Maryland Just Made a Sad Statement About Our Priorities for Kids

Maryland Gov. Larry Hogan (R) drew the ire of education proponents Thursday with a decision to divert $68 million originally earmarked for schools into the state's public employee pension program––which he described as an unfunded priority in the state. 

The decision came despite protest from school officials and prominent public figures, including Baltimore Mayor Stephanie Rawlings-Blake, who took the move as a direct hit against an education system in need of expansion. Hogan said that trying to fix education problems by throwing money at them instead of investing in the pension system would be "absolutely irresponsible, and it will not happen on my watch."

The money would have come from a $200 million package set aside by Maryland lawmakers for top priorities including school funding, a cushion for state worker pay cuts, and a host of health-care initiatives, the Baltimore Sun reported

"Given how the needs of our children have been highlighted by the events of the past few weeks, I hoped that the governor would have agreed with the General Assembly that these dollars are critical for expanded educational opportunities," Rawlings-Blake said in a statement. Had Hogan approved the funds, Baltimore would have received $11.6 million to boost schools. 

Teachers unions criticized the decision as well, saying the restricted funding would mean fewer teachers, higher costs for parents, and larger classes, as well as the elimination of some summer programs. Hogan's approval would have dispersed the nearly $70 million to schools across Maryland jurisdictions, including in three of the largest: Baltimore City, Prince George's, and Montgomery counties.

Senate president Thomas V. Mike Miller Jr. (D) described the decision as a "declaration of war on the children of the state of Maryland."

In response, Hogan called the opposition to his decision the culmination of "a heavily financed smear campaign" against him, pointing out that "[t]here is no magical pot of money that can simply be released or doled out. They're asking us to rob from the pension fund," he told journalists in Annapolis. Hogan also pointed to the fact that Maryland spends handsomely on education––$7.5 billion each year on K-12––while cutting spending in other areas. He also accused Baltimore education officials of mismanaging millions, pointing to a March Baltimore Sun investigation into $42 million spent in generous leave policies.

Hogan said his administration would "continue to work diligently to rein in spending," and work to change to political climate in the state's capital, Annapolis, that he said led the state on its course toward financial turmoil. The money was part of a measure passed in April by the General Assembly that would mandate the state to fully fund a program to provide extra money to the state's most expensive schools, according to the Washington Post. Hogan promised not to veto that measure, but announced that he would not follow its directive until next fiscal year, calling more mandated spending a "bad idea."

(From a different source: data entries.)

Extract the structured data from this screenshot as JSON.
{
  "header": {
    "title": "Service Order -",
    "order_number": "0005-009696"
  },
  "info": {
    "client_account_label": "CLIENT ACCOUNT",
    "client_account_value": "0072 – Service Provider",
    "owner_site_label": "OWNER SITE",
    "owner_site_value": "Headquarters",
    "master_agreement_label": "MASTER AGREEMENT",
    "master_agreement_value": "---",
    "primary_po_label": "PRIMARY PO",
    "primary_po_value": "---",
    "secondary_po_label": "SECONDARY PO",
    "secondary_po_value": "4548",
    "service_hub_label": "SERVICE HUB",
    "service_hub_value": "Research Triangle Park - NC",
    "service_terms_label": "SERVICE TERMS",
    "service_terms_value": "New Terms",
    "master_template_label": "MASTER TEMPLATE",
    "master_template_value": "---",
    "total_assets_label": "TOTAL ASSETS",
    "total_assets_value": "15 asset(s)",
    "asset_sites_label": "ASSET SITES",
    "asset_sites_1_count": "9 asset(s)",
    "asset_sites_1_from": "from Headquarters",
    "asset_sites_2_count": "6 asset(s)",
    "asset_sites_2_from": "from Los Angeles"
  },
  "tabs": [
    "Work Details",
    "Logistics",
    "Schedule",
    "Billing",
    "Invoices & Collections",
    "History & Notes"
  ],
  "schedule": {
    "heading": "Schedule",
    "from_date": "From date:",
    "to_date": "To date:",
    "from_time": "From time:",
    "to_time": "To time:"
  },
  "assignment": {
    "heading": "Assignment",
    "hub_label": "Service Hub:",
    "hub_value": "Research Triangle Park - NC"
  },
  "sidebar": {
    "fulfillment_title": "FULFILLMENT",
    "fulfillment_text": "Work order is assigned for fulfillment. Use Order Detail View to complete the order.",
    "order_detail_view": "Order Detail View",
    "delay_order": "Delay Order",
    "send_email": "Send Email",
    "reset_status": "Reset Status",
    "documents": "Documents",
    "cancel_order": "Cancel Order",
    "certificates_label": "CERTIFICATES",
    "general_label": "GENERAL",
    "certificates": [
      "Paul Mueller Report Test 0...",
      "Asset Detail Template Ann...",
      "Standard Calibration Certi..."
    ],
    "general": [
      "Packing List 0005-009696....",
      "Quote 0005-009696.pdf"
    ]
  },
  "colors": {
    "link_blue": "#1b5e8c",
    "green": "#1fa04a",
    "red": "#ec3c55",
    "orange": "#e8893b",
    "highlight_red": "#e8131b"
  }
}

The cuts come as new funding was approved for a juvenile prison facility.

The decision ended weeks of campaigning by advocates pressuring Hogan to approve the school spending, but it also came a day after state officials approved a $30 million plan for a 60-bed jail for Baltimore youth charged as adults. The plan addresses concerns over housing youths in adult facilities, where they are often secluded and deprived of school or other youth services, which the U.S. Justice Department deemed a breach of the law.

Advocates criticized the move, which stands as a bleak, bitter irony in the face of absent extra funding for schools, as a step in the wrong direction.

"It's definitely not [what] we want," Kara Aanenson, director of advocacy a Community Law In Action, a Baltimore juvenile justice non-profit, told the Baltimore Sun. "We're really hopeful that [we] will be able to change the law and we won't need to use it for this population." 

On Tuesday, Gov. Hogan signed a law that some said would put more children charged as adults into juvenile justice facilities, according to the Sun. The project, which costs nearly half of the $68 million earmarked last month for education, is a corrective measure to better house minor offenders, whose holding conditions have been the subject of an eight-year DOJ oversight program to improve conditions. In March, the DOJ criticized one detention center that will be updated under the new plan of "continuing to house youths charged as adults alongside the general population," the Sun reports.

The number of youths who spend time in a jail while waiting for their trial has dropped 39 percent between 2011 and 2014, according to the Sun. It's that population that the new facility would house, and in some backwards way, could be seen as the recipients of expanded education spending: a spokesperson from the Department of Public Safety and Correctional Services told the Sun that "the department is committed to housing juveniles charged as adults in a new building that will include classrooms, program space, and medical and recreational areas. It's a facility that's vastly superior to the current location."